“I wonder if it was a man or a woman?”, my wife inquired.

“I think it was a man.”, I said. “Pretty big corpse for a woman.”

“Well that seems a little sexist.”, she stated. “There are big women, and there are small men.”

“Indeed there are.”, I agreed. “But it took three men to lift the body onto the stretcher, so I’m going to have to go with it was a man. Secondly, I am not sure that jumping to one’s death is a method women generally make when they contemplate suicide.”

“We don’t know it was suicide.”, she reminded me. “Maybe she was thrown off the terrace.”

“Well”, I added, “The detectives were in and out in about 15 minutes. The forensics team took about 30 minutes and then left. I would suspect that if foul play was suspected, there would be an investigation going on right now. I think they found a suicide note in the unit, so, that’s it.”

The Police began to remove the yellow tape, and once this task was completed, they left, like a convoy. It was 10 o’clock, and after 2 1/2 hours, the scene was completely restored to its previous pristine condition. We all seem to react to these kind of things differently, and my youngest daughter, who had been busy taking pictures of the event, began sharing them with her sister who now lived in the suburbs, informing her that there was a vacant apartment down here that was available. My wife found it completely disrespectful. My daughters found it funny. I just found it sad.

I have seen a lot of shit go on down here. There have been multiple stabbings and shootings, drug overdoses, and a serial killer stalked his victims not too far from where I live. The intentional taking of one’s own life saddens me. We still have no idea of what transpired. There was no information in any media outlets, and no one who lives in the area has any more information than I do. I suppose that we will never know what really happened. Perhaps my wife is right. Maybe some one was sleepwalking and fell over the railing. Or perhaps someone tossed the victim over the edge. I suppose, any scenario could be possible at this time.
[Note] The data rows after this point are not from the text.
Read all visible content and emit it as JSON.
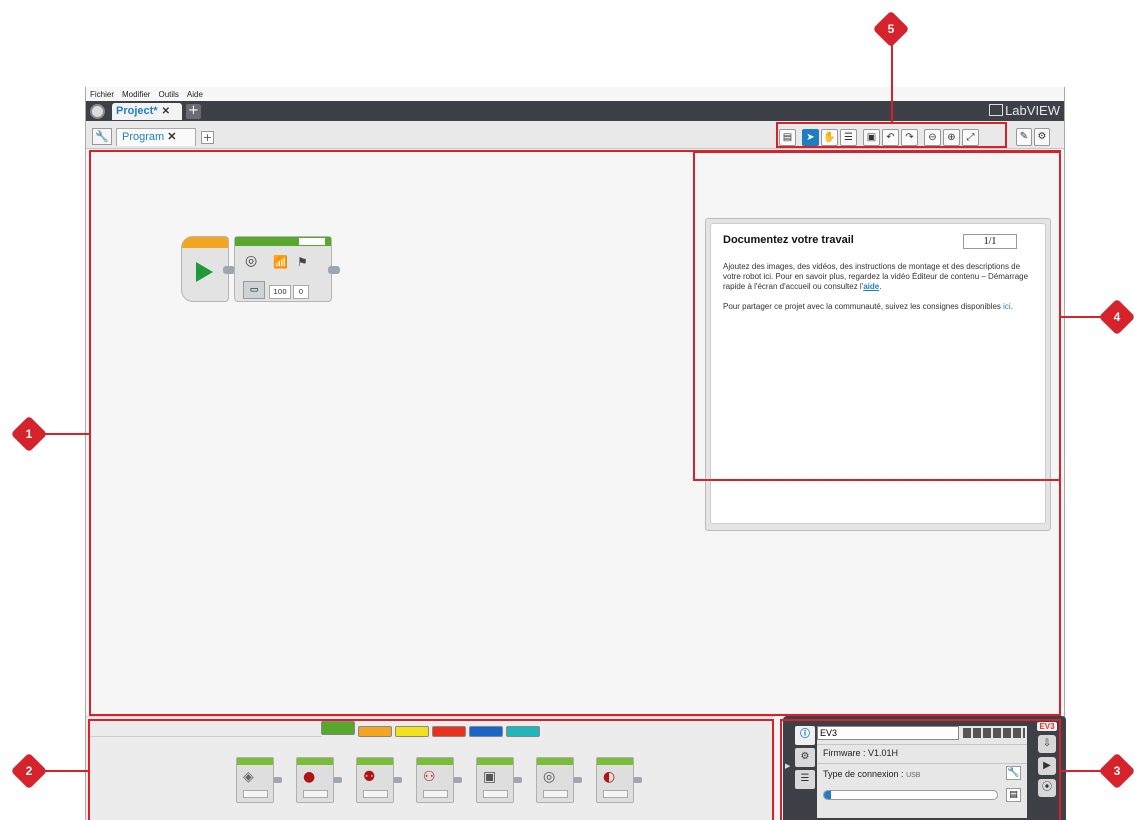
{
  "menu": {
    "items": [
      "Fichier",
      "Modifier",
      "Outils",
      "Aide"
    ]
  },
  "titlebar": {
    "project_tab": "Project*",
    "project_close": "✕",
    "add": "+",
    "brand": "LabVIEW"
  },
  "tabrow": {
    "program_tab": "Program",
    "program_close": "✕",
    "add": "+"
  },
  "program": {
    "motor_power": "100",
    "motor_rotations": "0"
  },
  "content_editor": {
    "title": "Documentez votre travail",
    "page": "1/1",
    "para1": "Ajoutez des images, des vidéos, des instructions de montage et des descriptions de votre robot ici. Pour en savoir plus, regardez la vidéo Éditeur de contenu – Démarrage rapide à l'écran d'accueil ou consultez l'",
    "aide_link": "aide",
    "para1_end": ".",
    "para2": "Pour partager ce projet avec la communauté, suivez les consignes disponibles ",
    "ici_link": "ici",
    "para2_end": "."
  },
  "palette": {
    "tab_colors": [
      "#58a82d",
      "#f4a623",
      "#f2e21c",
      "#e8321e",
      "#1a64c8",
      "#20b5b8"
    ]
  },
  "hardware": {
    "brick_name": "EV3",
    "firmware": "Firmware : V1.01H",
    "connection_label": "Type de connexion :",
    "connection_value": "USB",
    "memory_fraction": 0.04,
    "badge": "EV3"
  },
  "callouts": {
    "c1": "1",
    "c2": "2",
    "c3": "3",
    "c4": "4",
    "c5": "5"
  },
  "colors": {
    "accent": "#1f7ec2",
    "callout": "#d6222b",
    "titlebar": "#3e4047"
  }
}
My guess, as I informed my wife, is that the gargoyles on the terrace had left, and the dude, who was high as fuck, simply wanted to fly. It happens. In any event, I hope the poor soul finds some peace now.